## Aim of the task
The answer must be one number: how many lines below contain the word "size".

## Data to process
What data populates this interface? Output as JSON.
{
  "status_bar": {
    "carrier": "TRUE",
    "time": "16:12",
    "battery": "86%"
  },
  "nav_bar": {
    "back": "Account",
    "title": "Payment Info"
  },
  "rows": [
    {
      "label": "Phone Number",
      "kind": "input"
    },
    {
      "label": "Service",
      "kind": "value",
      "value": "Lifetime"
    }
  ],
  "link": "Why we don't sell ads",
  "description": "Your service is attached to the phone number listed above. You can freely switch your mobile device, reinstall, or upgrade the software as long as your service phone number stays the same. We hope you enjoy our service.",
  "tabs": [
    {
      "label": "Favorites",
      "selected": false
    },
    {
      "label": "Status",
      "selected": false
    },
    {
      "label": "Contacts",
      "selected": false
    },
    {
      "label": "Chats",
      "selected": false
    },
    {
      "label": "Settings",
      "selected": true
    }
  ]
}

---

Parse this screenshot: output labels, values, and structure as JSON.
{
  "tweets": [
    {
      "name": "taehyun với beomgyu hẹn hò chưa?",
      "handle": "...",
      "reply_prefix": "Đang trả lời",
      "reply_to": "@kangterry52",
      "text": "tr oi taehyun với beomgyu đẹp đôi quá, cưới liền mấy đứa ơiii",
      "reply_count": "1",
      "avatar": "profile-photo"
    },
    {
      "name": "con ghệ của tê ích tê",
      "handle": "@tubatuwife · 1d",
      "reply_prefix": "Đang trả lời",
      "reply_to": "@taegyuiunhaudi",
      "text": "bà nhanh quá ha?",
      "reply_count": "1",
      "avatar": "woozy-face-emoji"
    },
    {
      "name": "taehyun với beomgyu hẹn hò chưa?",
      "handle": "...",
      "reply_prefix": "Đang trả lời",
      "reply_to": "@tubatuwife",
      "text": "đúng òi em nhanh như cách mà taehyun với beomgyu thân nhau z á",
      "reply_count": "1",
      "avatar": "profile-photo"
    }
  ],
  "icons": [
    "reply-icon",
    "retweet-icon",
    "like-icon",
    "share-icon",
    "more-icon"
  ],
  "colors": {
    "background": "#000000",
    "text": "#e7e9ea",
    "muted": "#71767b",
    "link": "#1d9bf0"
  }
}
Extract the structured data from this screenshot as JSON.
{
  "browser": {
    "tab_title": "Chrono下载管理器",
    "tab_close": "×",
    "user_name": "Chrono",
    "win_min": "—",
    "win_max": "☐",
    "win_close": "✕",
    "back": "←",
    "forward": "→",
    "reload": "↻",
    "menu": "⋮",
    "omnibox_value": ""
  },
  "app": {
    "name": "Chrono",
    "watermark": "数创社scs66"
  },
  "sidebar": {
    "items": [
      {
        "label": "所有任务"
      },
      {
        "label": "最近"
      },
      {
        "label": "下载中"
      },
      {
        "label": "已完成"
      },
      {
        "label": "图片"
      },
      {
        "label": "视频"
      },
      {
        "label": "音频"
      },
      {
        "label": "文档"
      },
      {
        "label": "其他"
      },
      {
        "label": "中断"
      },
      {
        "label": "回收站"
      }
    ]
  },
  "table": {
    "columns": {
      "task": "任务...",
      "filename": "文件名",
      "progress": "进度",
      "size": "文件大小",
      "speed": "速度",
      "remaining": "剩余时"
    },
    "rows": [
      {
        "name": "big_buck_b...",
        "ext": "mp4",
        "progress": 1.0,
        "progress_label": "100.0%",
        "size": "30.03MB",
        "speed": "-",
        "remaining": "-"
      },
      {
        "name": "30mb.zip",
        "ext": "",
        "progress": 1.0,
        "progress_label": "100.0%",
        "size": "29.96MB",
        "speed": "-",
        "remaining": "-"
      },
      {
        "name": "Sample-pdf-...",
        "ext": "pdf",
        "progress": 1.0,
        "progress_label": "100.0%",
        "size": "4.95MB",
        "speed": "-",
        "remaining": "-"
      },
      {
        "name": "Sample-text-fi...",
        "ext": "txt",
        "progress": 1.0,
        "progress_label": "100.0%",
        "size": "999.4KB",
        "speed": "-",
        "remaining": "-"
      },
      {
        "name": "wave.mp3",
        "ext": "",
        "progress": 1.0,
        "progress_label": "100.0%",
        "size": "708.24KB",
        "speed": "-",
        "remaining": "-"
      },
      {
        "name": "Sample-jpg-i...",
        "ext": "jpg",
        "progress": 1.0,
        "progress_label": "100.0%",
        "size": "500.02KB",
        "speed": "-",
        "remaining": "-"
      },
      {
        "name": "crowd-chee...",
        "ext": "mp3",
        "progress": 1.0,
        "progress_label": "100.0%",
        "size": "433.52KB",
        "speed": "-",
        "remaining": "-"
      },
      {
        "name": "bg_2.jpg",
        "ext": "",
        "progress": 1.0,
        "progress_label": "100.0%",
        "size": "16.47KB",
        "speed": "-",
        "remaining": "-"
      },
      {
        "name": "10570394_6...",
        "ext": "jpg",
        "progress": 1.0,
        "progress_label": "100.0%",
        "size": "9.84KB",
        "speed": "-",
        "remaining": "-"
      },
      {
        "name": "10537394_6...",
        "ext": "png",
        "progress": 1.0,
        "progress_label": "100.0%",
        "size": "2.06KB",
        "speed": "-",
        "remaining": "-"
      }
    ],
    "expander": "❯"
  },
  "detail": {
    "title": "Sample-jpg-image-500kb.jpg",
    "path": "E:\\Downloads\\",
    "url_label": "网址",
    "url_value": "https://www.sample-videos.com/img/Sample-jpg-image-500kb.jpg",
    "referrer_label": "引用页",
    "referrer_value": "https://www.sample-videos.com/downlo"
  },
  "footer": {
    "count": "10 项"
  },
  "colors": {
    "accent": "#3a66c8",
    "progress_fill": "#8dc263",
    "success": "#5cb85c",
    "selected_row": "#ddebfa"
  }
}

## Your solution
11